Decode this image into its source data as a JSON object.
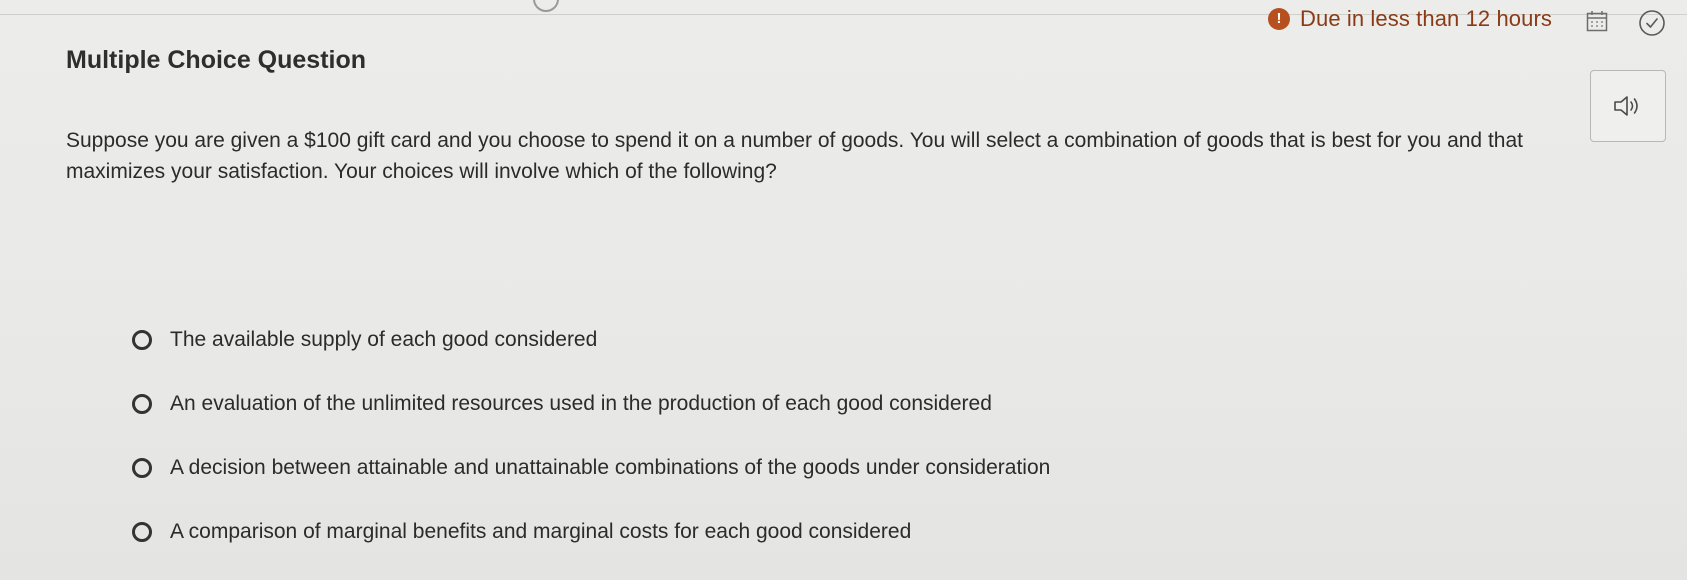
{
  "status": {
    "due_text": "Due in less than 12 hours",
    "alert_symbol": "!"
  },
  "icons": {
    "calendar": "calendar-icon",
    "check": "check-circle-icon",
    "audio": "speaker-icon"
  },
  "question": {
    "heading": "Multiple Choice Question",
    "text": "Suppose you are given a $100 gift card and you choose to spend it on a number of goods. You will select a combination of goods that is best for you and that maximizes your satisfaction. Your choices will involve which of the following?",
    "options": [
      "The available supply of each good considered",
      "An evaluation of the unlimited resources used in the production of each good considered",
      "A decision between attainable and unattainable combinations of the goods under consideration",
      "A comparison of marginal benefits and marginal costs for each good considered"
    ]
  },
  "colors": {
    "due_accent": "#b6501f",
    "background": "#ececea"
  }
}
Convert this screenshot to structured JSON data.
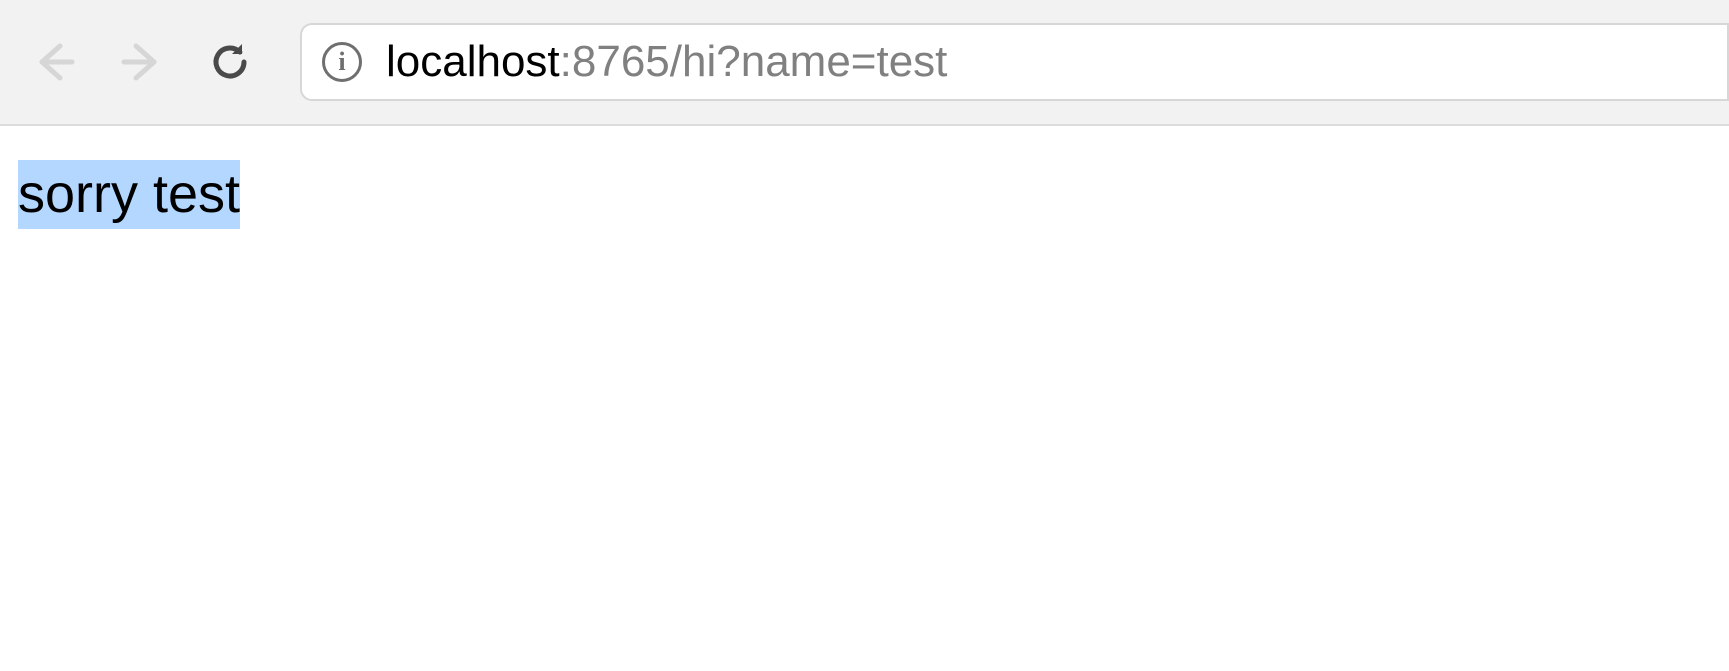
{
  "toolbar": {
    "url": {
      "host": "localhost",
      "rest": ":8765/hi?name=test"
    },
    "info_icon_glyph": "i"
  },
  "page": {
    "text": "sorry test"
  }
}
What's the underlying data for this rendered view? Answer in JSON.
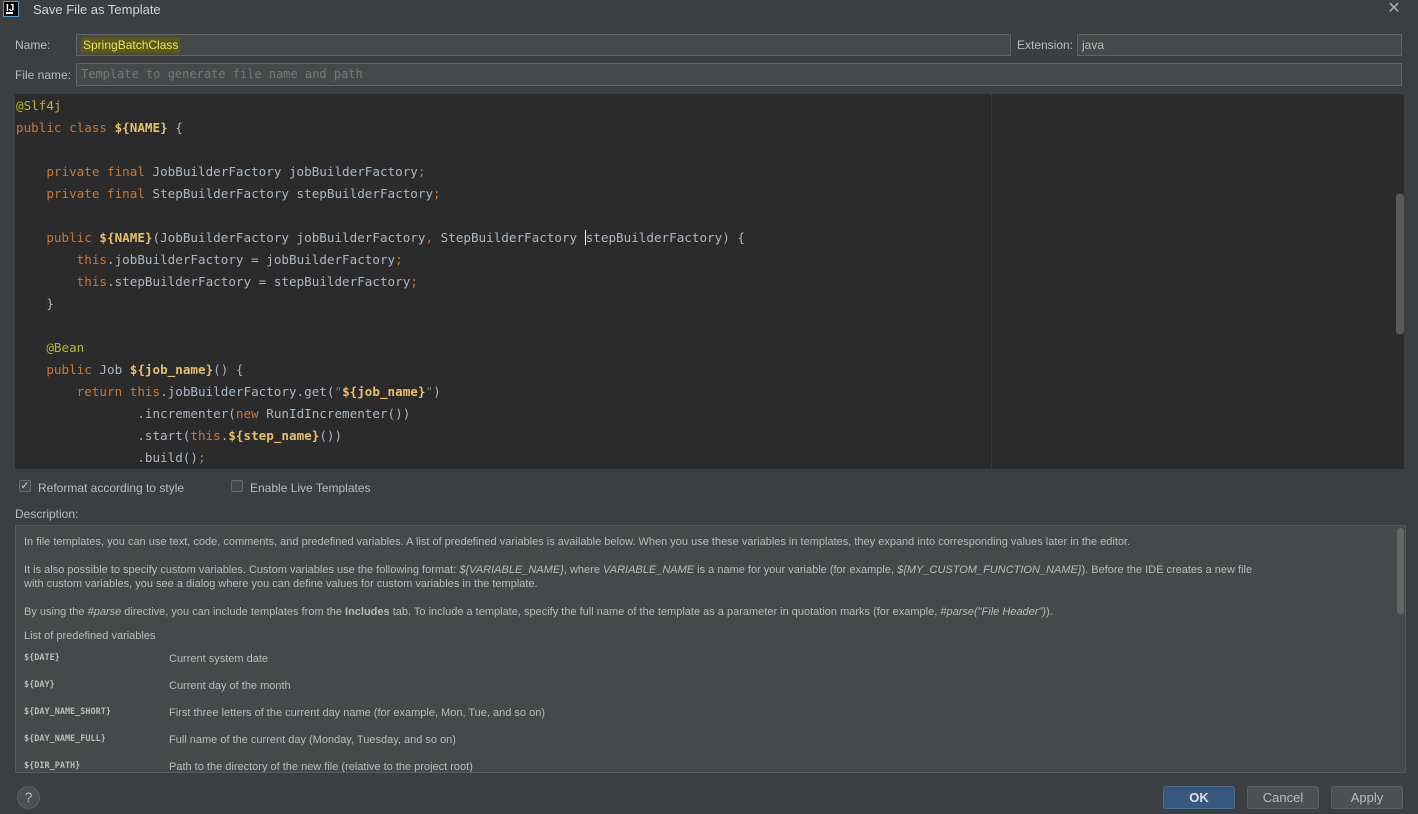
{
  "window": {
    "title": "Save File as Template",
    "close_symbol": "✕",
    "icon_letter": "IJ"
  },
  "form": {
    "name_label": "Name:",
    "name_value": "SpringBatchClass",
    "extension_label": "Extension:",
    "extension_value": "java",
    "filename_label": "File name:",
    "filename_placeholder": "Template to generate file name and path"
  },
  "options": {
    "reformat_label": "Reformat according to style",
    "reformat_checked": true,
    "live_templates_label": "Enable Live Templates",
    "live_templates_checked": false
  },
  "description": {
    "label": "Description:",
    "para1": "In file templates, you can use text, code, comments, and predefined variables. A list of predefined variables is available below. When you use these variables in templates, they expand into corresponding values later in the editor.",
    "para2": {
      "t1": "It is also possible to specify custom variables. Custom variables use the following format: ",
      "e1": "${VARIABLE_NAME}",
      "t2": ", where ",
      "e2": "VARIABLE_NAME",
      "t3": " is a name for your variable (for example, ",
      "e3": "${MY_CUSTOM_FUNCTION_NAME}",
      "t4": "). Before the IDE creates a new file",
      "line2": "with custom variables, you see a dialog where you can define values for custom variables in the template."
    },
    "para3": {
      "t1": "By using the ",
      "e1": "#parse",
      "t2": " directive, you can include templates from the ",
      "b1": "Includes",
      "t3": " tab. To include a template, specify the full name of the template as a parameter in quotation marks (for example, ",
      "e2": "#parse(\"File Header\")",
      "t4": ")."
    },
    "list_title": "List of predefined variables",
    "variables": [
      {
        "name": "${DATE}",
        "desc": "Current system date"
      },
      {
        "name": "${DAY}",
        "desc": "Current day of the month"
      },
      {
        "name": "${DAY_NAME_SHORT}",
        "desc": "First three letters of the current day name (for example, Mon, Tue, and so on)"
      },
      {
        "name": "${DAY_NAME_FULL}",
        "desc": "Full name of the current day (Monday, Tuesday, and so on)"
      },
      {
        "name": "${DIR_PATH}",
        "desc": "Path to the directory of the new file (relative to the project root)"
      }
    ]
  },
  "buttons": {
    "help": "?",
    "ok": "OK",
    "cancel": "Cancel",
    "apply": "Apply"
  },
  "colors": {
    "ok_accent": "#365880",
    "name_highlight": "#5a5a14"
  }
}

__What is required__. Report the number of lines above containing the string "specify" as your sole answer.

__Answer to the exercise__. 2